Entries from a dataset of interfaces:
[Start of Attachment]
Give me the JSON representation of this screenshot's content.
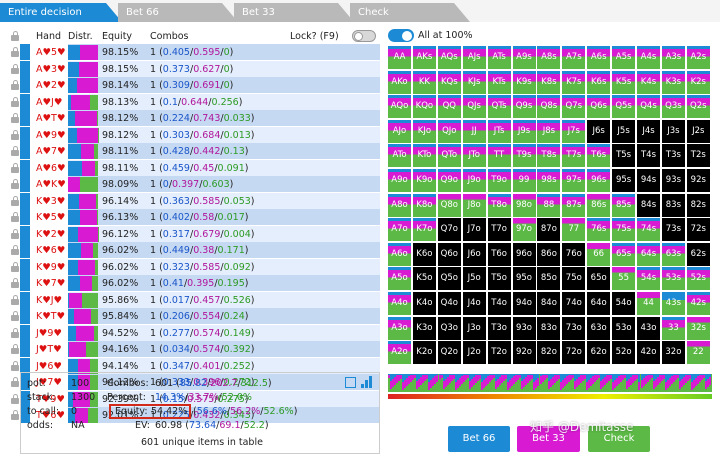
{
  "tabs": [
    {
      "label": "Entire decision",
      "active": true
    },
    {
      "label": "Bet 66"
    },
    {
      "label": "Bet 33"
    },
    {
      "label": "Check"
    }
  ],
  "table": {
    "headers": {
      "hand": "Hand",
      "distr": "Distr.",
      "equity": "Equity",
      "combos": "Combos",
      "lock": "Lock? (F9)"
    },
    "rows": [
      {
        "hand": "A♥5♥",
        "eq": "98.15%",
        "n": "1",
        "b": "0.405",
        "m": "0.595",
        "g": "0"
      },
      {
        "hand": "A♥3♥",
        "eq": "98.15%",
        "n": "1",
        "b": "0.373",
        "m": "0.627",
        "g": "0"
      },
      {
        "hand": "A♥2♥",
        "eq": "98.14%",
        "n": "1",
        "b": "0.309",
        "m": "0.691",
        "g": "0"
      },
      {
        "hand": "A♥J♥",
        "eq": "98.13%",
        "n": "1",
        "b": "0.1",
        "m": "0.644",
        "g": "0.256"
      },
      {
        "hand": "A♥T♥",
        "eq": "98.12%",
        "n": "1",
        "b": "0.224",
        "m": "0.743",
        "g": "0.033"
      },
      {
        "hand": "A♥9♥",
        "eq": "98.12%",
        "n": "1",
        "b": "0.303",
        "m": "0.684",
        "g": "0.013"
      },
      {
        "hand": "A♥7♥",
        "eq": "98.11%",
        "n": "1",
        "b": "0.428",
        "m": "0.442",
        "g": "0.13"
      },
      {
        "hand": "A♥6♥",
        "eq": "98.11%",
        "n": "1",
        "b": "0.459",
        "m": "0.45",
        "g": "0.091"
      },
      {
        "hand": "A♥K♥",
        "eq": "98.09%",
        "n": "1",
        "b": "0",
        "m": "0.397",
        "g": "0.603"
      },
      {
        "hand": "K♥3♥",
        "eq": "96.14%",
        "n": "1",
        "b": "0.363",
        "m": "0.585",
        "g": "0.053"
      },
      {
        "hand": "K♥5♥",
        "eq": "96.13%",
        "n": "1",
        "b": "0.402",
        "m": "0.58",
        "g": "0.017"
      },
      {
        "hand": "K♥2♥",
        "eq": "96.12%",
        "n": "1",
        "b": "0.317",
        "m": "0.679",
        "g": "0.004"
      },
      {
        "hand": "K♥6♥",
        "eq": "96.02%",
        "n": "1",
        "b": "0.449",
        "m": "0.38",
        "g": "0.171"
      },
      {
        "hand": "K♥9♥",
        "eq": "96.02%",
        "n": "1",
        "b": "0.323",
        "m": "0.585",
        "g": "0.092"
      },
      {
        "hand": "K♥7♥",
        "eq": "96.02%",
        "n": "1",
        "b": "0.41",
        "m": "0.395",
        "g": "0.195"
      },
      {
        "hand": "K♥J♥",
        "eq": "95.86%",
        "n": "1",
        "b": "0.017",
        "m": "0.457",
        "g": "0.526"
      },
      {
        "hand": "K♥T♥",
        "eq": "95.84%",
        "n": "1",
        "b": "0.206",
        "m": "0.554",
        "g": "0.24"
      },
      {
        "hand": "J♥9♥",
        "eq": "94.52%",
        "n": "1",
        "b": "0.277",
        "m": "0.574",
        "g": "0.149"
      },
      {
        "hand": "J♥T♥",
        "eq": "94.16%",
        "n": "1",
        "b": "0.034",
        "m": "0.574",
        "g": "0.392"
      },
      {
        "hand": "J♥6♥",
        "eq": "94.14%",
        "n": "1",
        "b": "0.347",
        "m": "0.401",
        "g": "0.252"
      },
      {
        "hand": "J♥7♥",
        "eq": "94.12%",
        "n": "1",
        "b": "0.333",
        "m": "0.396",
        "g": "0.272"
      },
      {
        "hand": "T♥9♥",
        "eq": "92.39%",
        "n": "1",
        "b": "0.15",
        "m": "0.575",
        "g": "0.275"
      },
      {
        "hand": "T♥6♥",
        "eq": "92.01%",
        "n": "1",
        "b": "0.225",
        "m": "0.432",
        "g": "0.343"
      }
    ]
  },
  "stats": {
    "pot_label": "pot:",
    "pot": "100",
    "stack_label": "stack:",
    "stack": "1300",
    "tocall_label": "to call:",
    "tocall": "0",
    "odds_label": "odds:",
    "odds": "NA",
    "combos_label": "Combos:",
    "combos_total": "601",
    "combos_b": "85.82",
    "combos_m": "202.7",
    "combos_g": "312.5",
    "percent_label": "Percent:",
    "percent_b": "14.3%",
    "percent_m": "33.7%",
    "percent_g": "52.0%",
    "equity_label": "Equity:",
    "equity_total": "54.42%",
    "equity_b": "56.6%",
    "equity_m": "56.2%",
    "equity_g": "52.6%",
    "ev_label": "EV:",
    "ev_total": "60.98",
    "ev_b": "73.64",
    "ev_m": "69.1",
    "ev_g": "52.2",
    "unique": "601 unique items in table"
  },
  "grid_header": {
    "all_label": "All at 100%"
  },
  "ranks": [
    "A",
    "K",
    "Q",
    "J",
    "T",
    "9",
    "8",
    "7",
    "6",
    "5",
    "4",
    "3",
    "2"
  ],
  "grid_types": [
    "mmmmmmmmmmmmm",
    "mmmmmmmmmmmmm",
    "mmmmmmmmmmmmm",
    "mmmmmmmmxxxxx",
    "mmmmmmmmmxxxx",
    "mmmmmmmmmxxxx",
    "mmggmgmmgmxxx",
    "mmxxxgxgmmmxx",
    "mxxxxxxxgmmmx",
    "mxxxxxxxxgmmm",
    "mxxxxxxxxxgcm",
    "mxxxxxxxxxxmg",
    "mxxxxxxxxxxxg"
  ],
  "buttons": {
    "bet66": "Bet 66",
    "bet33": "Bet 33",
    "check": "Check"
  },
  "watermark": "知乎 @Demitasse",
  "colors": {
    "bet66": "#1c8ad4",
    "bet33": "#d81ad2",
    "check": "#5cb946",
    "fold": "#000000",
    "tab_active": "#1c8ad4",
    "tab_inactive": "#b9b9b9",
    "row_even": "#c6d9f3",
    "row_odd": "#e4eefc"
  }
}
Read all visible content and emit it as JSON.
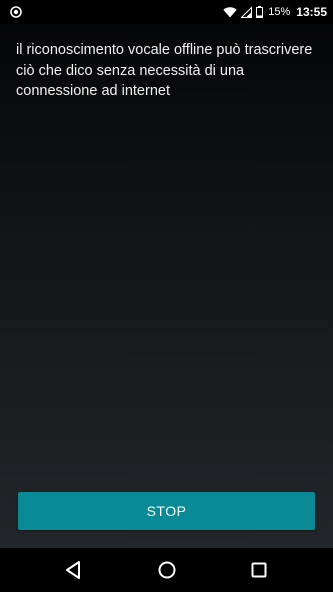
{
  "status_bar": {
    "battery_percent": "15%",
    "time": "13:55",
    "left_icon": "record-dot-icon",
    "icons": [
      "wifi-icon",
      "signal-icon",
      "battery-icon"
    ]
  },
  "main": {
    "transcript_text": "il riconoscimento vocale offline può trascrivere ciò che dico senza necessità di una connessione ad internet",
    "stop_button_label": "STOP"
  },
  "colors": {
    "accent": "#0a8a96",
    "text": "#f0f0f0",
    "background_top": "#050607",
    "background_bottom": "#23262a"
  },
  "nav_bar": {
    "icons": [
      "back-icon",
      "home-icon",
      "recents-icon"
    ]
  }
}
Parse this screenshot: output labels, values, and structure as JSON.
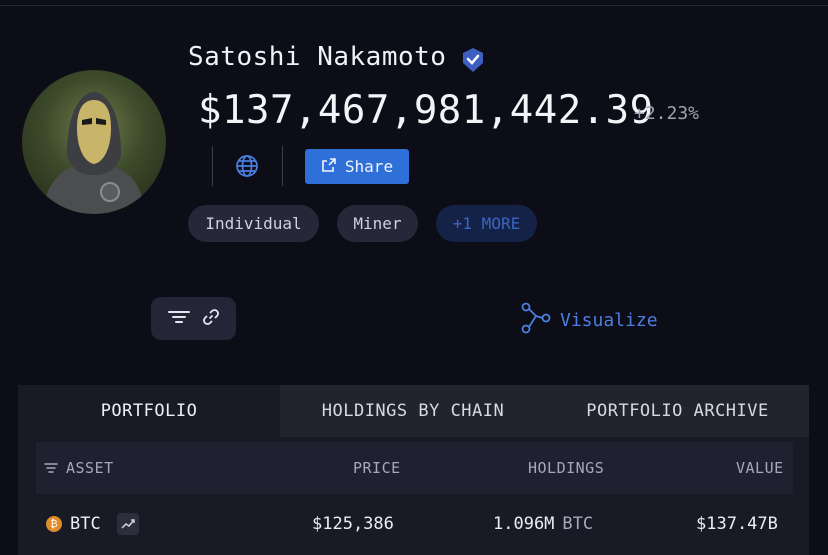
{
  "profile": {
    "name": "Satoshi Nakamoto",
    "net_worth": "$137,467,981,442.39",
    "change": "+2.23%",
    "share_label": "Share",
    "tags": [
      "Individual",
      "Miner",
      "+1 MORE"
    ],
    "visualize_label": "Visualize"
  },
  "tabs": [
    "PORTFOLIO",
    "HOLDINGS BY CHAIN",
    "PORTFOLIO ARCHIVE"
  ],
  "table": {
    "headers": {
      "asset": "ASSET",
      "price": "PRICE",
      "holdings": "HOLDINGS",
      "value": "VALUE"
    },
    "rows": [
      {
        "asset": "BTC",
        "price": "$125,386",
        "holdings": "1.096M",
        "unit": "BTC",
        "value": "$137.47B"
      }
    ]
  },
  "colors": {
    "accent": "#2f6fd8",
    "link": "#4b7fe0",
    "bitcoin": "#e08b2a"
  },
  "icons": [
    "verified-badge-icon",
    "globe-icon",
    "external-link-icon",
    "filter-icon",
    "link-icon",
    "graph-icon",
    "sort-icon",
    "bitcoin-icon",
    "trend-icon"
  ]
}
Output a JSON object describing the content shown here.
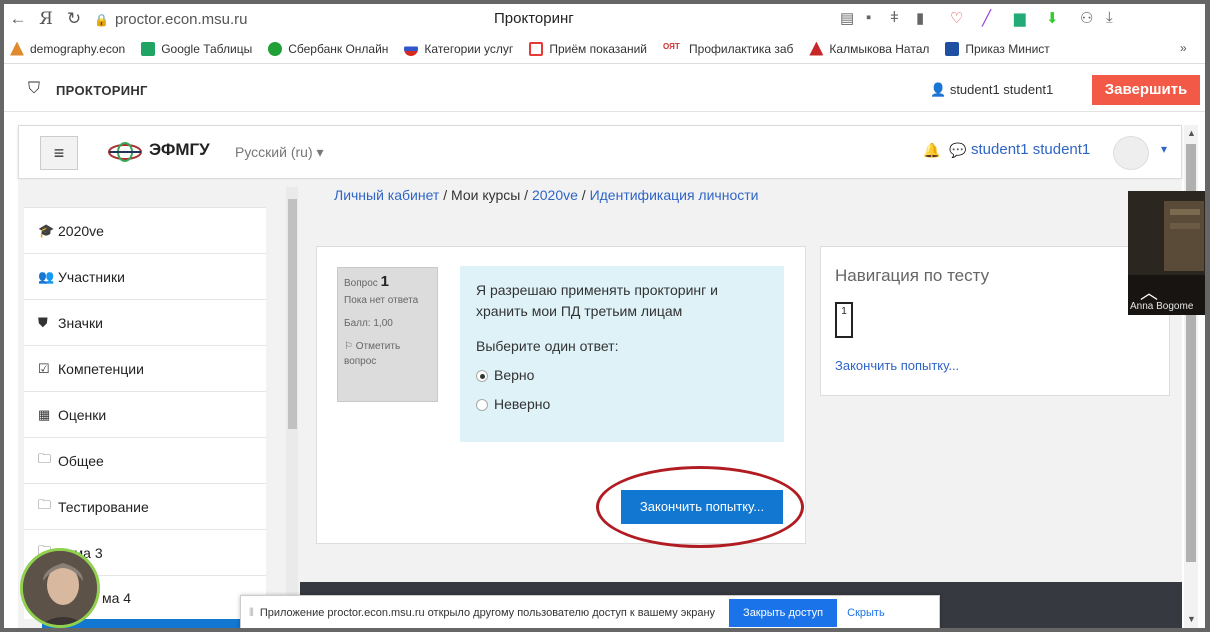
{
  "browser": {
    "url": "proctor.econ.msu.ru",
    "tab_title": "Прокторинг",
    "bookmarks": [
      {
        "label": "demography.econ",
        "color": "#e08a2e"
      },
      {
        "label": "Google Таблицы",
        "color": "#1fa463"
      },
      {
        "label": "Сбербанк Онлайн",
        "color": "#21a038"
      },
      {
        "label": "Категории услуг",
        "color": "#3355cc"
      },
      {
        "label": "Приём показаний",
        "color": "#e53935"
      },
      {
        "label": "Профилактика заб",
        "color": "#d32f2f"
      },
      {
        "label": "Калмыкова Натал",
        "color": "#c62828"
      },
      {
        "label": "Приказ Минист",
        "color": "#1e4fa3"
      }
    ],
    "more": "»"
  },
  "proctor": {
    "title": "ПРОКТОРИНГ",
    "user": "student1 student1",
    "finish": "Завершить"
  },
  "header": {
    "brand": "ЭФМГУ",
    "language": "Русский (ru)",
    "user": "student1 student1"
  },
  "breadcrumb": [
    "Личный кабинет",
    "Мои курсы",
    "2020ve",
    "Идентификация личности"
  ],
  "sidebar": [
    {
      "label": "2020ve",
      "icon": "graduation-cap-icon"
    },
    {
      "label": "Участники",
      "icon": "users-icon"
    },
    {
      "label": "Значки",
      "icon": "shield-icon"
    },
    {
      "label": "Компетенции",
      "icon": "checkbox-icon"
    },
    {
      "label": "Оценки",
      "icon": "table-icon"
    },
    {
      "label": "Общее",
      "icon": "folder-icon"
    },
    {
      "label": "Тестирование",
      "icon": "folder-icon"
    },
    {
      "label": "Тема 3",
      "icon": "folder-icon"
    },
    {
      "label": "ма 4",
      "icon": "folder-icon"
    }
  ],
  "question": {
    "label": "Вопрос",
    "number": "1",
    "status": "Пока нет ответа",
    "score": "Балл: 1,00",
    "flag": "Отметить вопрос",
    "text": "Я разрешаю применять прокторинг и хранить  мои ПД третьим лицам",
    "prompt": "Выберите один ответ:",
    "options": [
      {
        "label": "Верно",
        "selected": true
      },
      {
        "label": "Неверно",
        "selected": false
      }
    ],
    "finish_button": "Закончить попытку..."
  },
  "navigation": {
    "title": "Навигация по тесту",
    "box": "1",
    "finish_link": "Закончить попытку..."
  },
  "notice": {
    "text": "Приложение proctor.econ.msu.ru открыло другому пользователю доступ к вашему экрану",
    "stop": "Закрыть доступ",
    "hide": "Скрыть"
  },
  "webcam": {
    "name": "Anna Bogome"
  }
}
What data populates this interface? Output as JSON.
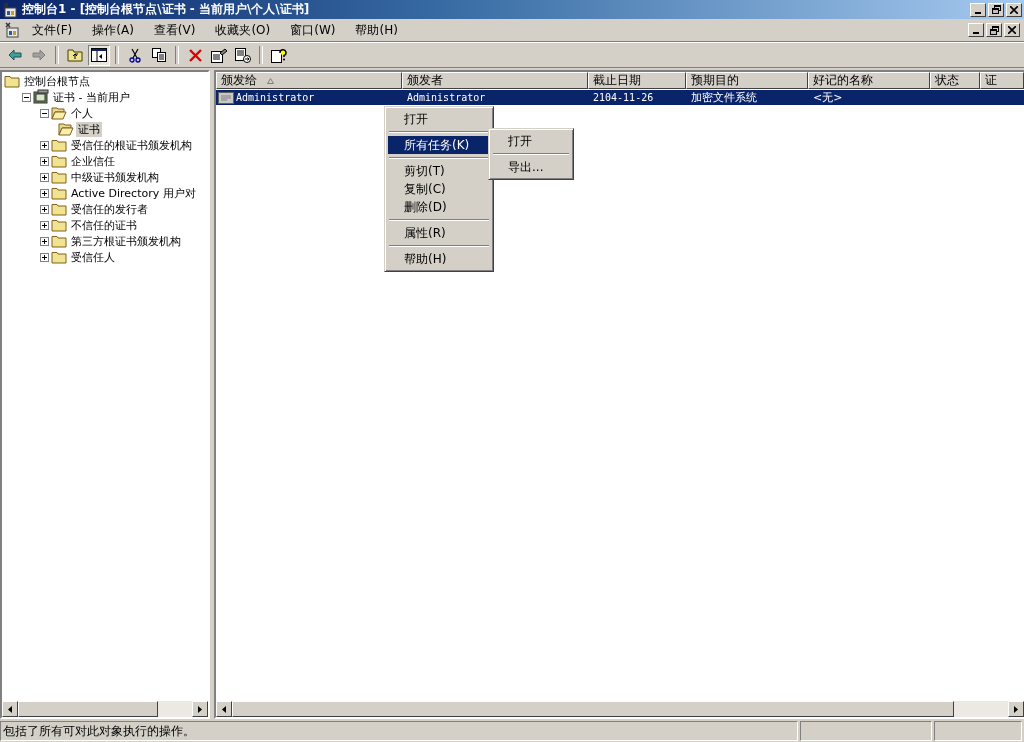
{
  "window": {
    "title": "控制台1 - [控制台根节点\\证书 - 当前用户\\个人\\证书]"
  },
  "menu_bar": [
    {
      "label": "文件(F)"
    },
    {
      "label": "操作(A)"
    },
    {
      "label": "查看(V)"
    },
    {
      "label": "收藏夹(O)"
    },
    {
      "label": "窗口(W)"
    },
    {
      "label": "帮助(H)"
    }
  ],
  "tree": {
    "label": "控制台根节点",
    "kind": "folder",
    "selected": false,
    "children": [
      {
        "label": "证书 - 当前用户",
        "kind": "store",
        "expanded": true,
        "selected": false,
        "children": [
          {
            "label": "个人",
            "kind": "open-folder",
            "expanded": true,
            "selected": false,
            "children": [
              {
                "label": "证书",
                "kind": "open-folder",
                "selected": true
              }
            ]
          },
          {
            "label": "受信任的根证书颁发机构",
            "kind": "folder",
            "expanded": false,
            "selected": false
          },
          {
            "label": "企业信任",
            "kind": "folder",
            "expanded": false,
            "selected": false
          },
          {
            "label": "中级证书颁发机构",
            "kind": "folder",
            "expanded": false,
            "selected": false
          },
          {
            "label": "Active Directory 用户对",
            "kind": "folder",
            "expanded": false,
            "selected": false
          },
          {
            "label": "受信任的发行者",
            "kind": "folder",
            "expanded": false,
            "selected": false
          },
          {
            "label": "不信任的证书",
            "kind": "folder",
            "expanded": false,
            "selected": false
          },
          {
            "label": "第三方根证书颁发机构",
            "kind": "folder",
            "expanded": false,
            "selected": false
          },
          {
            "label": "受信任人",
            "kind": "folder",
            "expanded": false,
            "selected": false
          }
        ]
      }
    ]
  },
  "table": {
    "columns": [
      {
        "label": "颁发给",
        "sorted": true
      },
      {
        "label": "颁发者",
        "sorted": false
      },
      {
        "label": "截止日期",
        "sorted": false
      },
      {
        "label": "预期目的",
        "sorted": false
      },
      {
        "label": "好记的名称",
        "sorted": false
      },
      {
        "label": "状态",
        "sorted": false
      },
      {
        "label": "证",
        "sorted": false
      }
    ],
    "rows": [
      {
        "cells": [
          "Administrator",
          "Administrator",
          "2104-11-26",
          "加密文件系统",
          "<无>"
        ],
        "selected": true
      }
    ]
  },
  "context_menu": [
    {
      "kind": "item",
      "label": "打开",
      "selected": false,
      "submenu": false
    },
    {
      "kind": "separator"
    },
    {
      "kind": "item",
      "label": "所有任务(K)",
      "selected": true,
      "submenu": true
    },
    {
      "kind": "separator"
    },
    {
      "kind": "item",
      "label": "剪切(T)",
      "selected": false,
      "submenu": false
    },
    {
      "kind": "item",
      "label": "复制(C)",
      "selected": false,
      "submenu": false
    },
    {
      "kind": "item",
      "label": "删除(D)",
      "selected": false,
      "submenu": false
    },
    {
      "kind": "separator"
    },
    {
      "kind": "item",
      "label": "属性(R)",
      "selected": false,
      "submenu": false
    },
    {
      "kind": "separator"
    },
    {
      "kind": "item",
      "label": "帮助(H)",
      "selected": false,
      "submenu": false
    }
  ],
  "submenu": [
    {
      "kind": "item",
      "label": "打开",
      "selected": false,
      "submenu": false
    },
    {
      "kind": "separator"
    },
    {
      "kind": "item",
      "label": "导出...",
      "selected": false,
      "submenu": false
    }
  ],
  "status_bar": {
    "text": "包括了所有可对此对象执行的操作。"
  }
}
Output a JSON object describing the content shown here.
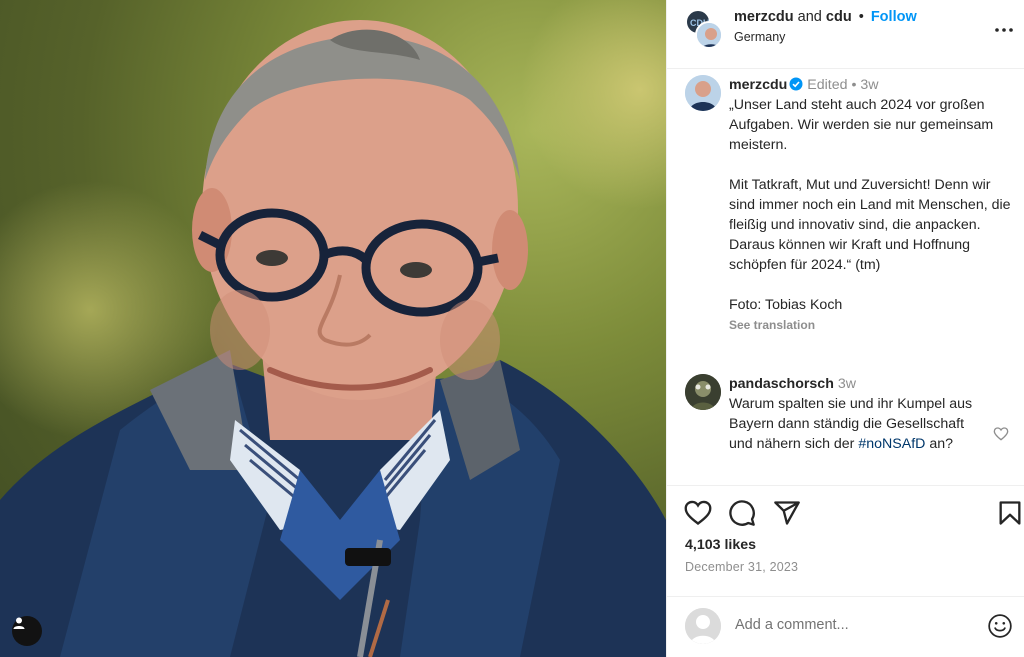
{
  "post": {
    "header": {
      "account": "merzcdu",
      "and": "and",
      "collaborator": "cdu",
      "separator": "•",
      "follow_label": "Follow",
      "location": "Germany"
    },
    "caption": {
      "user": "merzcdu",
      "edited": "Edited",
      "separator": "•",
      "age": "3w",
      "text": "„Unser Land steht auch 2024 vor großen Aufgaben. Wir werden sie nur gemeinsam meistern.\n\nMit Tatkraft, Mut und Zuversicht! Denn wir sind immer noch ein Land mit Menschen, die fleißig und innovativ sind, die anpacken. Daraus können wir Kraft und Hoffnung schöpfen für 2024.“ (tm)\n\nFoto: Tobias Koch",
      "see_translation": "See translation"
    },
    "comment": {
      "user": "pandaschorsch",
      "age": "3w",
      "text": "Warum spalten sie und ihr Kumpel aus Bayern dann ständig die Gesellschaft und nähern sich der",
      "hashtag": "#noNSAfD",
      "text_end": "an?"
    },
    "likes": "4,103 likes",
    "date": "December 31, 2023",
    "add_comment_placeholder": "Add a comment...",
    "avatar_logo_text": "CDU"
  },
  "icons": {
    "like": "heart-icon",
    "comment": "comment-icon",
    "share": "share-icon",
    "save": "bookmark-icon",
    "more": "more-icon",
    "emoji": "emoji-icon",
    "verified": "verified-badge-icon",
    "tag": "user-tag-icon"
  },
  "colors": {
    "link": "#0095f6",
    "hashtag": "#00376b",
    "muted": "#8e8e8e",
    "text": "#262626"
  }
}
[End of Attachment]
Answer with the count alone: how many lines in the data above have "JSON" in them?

Exercise response: 6